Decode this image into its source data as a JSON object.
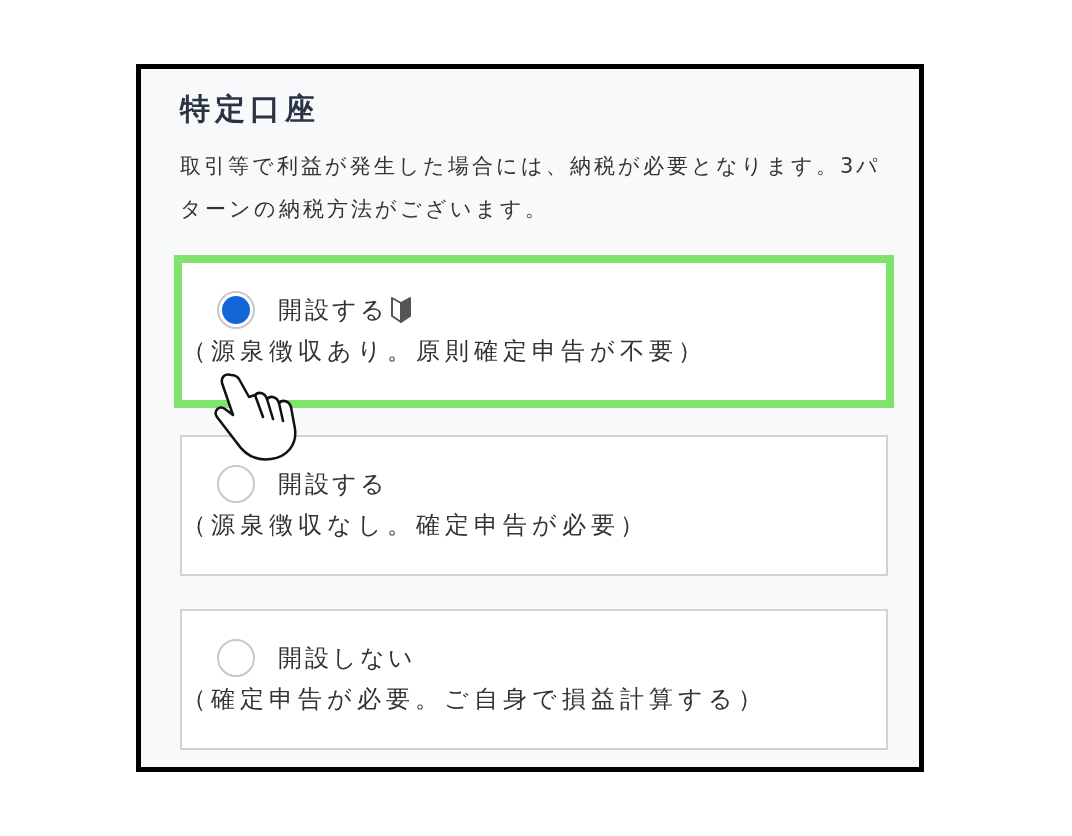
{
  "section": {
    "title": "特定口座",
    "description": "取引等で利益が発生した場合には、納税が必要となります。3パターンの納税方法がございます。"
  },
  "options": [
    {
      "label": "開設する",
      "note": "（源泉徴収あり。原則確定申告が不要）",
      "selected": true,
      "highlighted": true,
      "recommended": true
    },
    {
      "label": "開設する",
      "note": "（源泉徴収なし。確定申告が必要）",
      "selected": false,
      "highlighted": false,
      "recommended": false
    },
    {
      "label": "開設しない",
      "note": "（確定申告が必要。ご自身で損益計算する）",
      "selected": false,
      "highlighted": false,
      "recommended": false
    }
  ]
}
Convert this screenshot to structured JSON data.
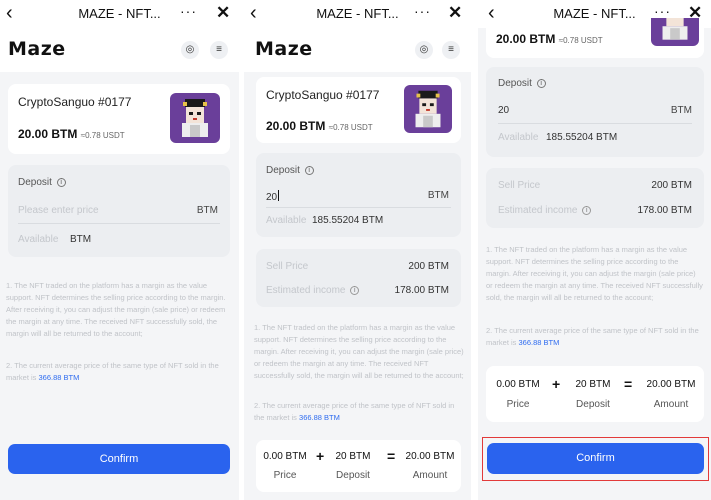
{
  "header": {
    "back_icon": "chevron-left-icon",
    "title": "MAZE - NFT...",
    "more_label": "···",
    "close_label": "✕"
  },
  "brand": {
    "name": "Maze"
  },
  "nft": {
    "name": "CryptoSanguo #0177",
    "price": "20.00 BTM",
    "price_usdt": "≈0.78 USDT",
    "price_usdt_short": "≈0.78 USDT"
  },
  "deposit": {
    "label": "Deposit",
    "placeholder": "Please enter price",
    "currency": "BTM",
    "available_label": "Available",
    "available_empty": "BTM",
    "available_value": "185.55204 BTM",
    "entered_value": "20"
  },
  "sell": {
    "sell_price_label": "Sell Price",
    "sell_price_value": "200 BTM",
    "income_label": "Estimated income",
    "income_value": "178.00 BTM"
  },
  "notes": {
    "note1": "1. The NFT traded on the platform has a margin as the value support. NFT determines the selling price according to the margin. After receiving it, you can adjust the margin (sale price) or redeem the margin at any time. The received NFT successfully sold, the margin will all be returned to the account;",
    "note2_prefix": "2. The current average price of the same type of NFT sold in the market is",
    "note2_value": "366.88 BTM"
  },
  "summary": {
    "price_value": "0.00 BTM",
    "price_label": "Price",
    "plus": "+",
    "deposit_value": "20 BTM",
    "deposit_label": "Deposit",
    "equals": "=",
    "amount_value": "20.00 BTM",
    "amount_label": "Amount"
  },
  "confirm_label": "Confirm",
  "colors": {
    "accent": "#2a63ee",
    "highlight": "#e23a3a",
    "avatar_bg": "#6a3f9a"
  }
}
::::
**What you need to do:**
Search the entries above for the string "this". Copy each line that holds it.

**Answer section:**
Decode this image into its source data as a JSON object.
Convert this screenshot to structured JSON data.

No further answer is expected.